For the second half of Nagasaki, we got to stay at Hotel Nisshoukan. It is atop of a mountain that overlooks the city. The night view is ranked as one of the top three views in the world. It was beautiful. Breathtaking. And I was lucky enough to have very bad eyesight so that when I took my glasses off, the little sharp lights burst into colorful cottonballs that changed in shape according to where I focused on. Without my glasses I had little depth perception and so it seemed like I was looking at a painting blotched with colors of different sharpness. The buildings faded into the background and the land became the night sky.
Today we got to tour the Nagasaki Mitsubishi Shipyard and hear a lecture about Nagasaki at the City Library. As we toured the shipyard, we saw step by step how a tiny piece of metal melded together with another and another, could create a monster ship. Surprisingly, we saw little workers but instead a shipyard full of automated technology.
The lecture was given by Tsutomu Mizota, a distinguished professor at Nagasaki University of Foreign Studies. He entered the Ministry of Education in 1970 and was apopointed to UNESCO and UNICEF and worked for the United Nations Heaquarters as a representative for the Asia/Oceania region. The lecture was fairly general and tailored towards our roundtable issues. I found myself quite disinterested.
Oh and today we ate lunch under the famous bridge in Nagasaki. I can't remember the name at the moment but oh my goodnesss I got to walk on top of the bridge and the sight I got to see... To see the river-like harbor snake itself carefully into the city, and then on the other side see it engulf the ocean...
In the afternoon we got to be tourists. We started off in Dejima, the only open port for trade during the era when Japan decided to close off its country. The history was fun to learn and there was a very nice lady there selling ice cream in the shape of a rose. It tasted and looked incredible. Next we walked to the Dejima Warf where there was a ship that looked awesomely like a pirate ship. We walked the coast looking at yummy food and taking pictures and being tourists all the way. Throughout the trip we had a translator/local with us who we know as Taku. He led the way and took us to THE restaurant of origin for Chanpon (A ramen noodle+chinese noodle kind of mix) and it was SO GOOD. And honestly, I'm beginning to think that the idea of Japanese people serving small portions is a myth. After that we walked towards Clover Garden. It was night at that time so we got to see the beautiful flowers under soft moonlight coupled with a view of the entire city from atop. Being so busy 90% of the time, we really enjoyed our free time.

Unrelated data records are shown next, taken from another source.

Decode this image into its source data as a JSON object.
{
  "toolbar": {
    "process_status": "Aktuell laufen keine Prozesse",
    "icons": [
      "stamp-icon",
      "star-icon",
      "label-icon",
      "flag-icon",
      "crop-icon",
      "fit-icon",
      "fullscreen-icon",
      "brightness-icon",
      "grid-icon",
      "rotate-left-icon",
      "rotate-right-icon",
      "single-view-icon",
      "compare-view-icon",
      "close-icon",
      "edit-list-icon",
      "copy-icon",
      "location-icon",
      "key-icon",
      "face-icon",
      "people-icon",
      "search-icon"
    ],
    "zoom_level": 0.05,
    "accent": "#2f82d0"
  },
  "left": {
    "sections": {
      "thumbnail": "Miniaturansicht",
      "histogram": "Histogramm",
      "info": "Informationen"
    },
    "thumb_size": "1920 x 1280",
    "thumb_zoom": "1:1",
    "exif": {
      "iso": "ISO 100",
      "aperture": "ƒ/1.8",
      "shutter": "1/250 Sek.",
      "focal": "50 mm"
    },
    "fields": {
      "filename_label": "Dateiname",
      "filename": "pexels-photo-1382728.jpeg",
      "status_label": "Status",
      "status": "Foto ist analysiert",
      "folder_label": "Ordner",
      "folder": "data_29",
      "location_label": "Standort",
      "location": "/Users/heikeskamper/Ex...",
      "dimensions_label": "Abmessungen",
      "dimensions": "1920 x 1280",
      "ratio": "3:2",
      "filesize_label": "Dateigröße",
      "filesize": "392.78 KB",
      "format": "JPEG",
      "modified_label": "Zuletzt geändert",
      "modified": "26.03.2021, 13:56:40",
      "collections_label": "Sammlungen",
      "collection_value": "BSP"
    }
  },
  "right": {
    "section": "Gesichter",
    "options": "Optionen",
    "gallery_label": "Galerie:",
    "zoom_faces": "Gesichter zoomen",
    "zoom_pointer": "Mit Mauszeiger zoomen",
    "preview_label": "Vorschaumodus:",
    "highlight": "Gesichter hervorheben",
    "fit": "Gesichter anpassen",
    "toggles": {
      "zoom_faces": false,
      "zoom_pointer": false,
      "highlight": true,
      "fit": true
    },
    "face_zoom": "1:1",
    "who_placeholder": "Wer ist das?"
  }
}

Our happy day suddenly turned sad when we found out that one of the Japadeles had to leave the program because he was very sick and needed to go to the hospital to rest. He had been sick a few days back and we were all worried but we had no idea how serious it would become. We cried. It didn't occur to me how bonded we were as a team until this happened. We held each other in comfort and took times saying good byes. We spent hours just huddled together comforting the Japadele that had to leave and telling him that "Once a Jascer, always a Jascer". He's not leaving JASC, he's always going to be a part of it. He's only temporary taking a break from the events. I felt strongly that we will always have him in our heart no matter what we were doing. I think by then, we all realized how lucky we were to be in JASC and participate it.
At night, we decided to make a film for the Japadele leaving and so each and every one of us were filmed giving him a message from our heart. The video ended up being an hour and a half long. I hope our feelings went through to the Japadele.